NASA announced this week that its Parker Solar Probe was the first spacecraft to ever "touch the Sun" by flying through its corona, or upper atmosphere. The probe captured the first photos ever from within the corona, and those images were then turned into this incredible 13-second timelapse video.

What 100 Million Stars Looks Like: NASA Releases a 1.5 Gigapixel Photo of the Andromeda Galaxy

NASA has released the largest and sharpest photograph ever made of the Andromeda Galaxy, the nearest spiral galaxy to ours that contains an estimated 1 trillion stars. The new image (above is a crop showing a portion of it) weighs in at 1.5 gigapixels (i.e. 1.5 billion pixels); it's so big that you would need 600HD televisions to display the entire digital photo.

Explore Pyongyang North Korea Like Never Before in Mind-Bending ‘Flow-Motion’ Hyperlapse

The 'Enter Pyongyang' flow-motion hyperlapse by JT Singh and Rob Whitworth debuted to the public two hours ago as of this writing, and already it has over 3,500 upvotes on Reddit and almost half a million views... ON VIMEO!

But one look at the hyperlapse and you'll understand why. Done in the same style as Whitworth's jaw-dropping Barcelona time-lapse this is these are the kind of status quo-shattering creations that genres like time-lapse ache for.

The Problem of Word Inflation in the World of Photography

It seems every news and blog site that I visit these days in inundating me with stunning photos. Sometimes the photos are labeled “Jaw-Dropping” or “Amazing” or “Incredible,” and to be honest, the pictures are usually great. But just as often they are just above-average pictures with exaggerated headlines.

What’s going on here? When did every picture become stunning? And if every picture is stunning, is any picture stunning really? I mean how stunned can I get?

Mind-Blowing TV Spot Recreates Six Iconic Images in One Uninterrupted Shot

This TV Spot is the height of creativity, and we absolutely love it. In 50 seconds and one uninterrupted flowing video shot, UK directing duo US and advertising agency Grey (the guys behind the amazing exploding spices commercial) pay tribute to six completely unique, culturally iconic images by expertly recreating one after the other.

A Jaw-Dropping Demonstration of Beauty Retouching Done on 4K Video

Beauty retouching on still photographs of faces is both ubiquitous and controversial in some industries.
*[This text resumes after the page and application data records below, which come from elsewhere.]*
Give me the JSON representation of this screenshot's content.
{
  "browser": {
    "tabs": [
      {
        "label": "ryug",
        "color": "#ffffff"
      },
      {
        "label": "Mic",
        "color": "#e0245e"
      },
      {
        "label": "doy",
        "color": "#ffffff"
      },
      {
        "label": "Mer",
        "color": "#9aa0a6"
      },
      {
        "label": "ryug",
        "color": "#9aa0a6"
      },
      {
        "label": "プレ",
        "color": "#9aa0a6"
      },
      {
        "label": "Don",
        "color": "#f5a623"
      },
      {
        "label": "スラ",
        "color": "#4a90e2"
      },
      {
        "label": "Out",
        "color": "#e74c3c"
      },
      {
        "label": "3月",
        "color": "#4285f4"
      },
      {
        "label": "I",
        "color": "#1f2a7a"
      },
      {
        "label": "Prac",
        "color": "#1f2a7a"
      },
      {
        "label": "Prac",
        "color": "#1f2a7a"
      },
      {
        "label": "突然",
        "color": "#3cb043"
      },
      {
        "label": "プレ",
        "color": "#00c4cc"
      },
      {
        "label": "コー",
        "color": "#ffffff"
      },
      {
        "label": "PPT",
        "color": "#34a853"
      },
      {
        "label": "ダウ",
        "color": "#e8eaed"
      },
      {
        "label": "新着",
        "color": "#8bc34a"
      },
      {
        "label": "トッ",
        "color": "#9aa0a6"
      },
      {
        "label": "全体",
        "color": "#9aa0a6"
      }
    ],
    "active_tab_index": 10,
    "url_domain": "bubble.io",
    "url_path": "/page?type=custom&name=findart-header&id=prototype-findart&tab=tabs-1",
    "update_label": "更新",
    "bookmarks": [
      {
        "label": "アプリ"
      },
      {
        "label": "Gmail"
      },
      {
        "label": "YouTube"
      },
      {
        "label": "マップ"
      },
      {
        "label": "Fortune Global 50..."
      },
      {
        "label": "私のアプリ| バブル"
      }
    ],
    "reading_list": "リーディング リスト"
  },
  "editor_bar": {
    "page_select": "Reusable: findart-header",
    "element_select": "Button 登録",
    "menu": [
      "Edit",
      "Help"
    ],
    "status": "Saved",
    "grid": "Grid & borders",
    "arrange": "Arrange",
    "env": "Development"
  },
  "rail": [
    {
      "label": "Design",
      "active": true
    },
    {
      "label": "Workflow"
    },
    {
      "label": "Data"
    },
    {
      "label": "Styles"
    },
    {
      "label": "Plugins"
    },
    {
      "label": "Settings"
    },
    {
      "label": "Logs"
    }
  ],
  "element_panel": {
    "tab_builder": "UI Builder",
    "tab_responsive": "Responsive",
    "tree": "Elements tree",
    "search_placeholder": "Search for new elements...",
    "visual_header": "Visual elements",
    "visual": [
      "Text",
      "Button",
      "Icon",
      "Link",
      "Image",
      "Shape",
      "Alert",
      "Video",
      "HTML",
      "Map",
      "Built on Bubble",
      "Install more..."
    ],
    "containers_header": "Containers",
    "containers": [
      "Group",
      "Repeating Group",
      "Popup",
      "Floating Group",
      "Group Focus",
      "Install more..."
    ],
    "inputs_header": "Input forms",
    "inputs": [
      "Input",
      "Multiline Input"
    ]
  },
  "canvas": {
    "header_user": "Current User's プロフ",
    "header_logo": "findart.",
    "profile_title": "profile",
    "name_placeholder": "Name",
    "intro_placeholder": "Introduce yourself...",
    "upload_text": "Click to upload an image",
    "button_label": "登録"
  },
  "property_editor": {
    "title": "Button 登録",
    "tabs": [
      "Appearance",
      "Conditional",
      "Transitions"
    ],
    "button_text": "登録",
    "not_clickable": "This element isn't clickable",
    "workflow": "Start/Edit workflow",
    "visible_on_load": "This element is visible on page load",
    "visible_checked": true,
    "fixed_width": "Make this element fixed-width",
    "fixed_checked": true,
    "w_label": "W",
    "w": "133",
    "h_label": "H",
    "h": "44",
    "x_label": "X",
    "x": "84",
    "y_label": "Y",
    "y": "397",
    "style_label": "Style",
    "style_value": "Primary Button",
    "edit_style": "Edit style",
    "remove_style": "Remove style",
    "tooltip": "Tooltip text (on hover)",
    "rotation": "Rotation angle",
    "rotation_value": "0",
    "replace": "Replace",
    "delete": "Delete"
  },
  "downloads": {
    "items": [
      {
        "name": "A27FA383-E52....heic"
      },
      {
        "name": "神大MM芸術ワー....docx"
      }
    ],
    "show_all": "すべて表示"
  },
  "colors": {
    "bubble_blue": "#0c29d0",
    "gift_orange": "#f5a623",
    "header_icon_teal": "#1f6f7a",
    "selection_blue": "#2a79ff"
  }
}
You've likely seen your fair share of tutorials and demonstrations that show amazing feats of Photoshop, but did you know that the same 'shops can be done on video? And not just any video, mind you: 4K video.

A Japanese company called Foton Inc. claims that it has developed a new retouching technique that can be applied to 4K video, without damaging the quality and without having to compress the video first. The above demo of the technology is astonishing.

Jaw-Dropping Little-Planet Photos That Span the Four Seasons

We've shared examples of stereographic projection (AKA "little planet") photography here before, but none quite like these. Sydney-based visual artist Catherine Nelson creates some of the most amazing "planets" we've seen by stitching together hundreds of individual photographs. Trained as a painter and having worked on feature films like Moulin Rouge and Harry Potter, she uses her visual effects expertise to combine the images in creative and surreal ways.

Jaw-Dropping Time-Lapse Shots of Earth

Between August and October of this year, the crew onboard the International Space Station used a Nikon D3S (at high ISOs) to capture photographs of Earth as they zipped around it at 17,000mph. Michael Konig then took the footage and compiled it into this eye-popping time-lapse video showing what our planet looks like from up there.

Stunning Star Trails Photographed from the Australian Outback

Photographer Lincoln Harrison captures jaw-dropping photographs of star trails. Shooting from the Australian outback, he spends up to 15 hours creating each image of the night sky. Shooting with a Nikon D7000, Nikon D3100, and a wide assortment of lenses, Harrison captures a large number of exposures of the foreground and stars separately. He then combines the images (sometimes hundreds of them) into amazing photographs showing the sky dominated by colorful star trails.

Breathtaking Murmuration of Starlings Caught on Camera

Sophie Windsor Clive was canoeing on the River Shannon in Ireland when she came across one of nature's most beautiful phenomenon: a murmuration of starlings. This is when vast numbers of starlings fly together in giant, cloud-like formations. Luckily for Sophie, she had her camera handy.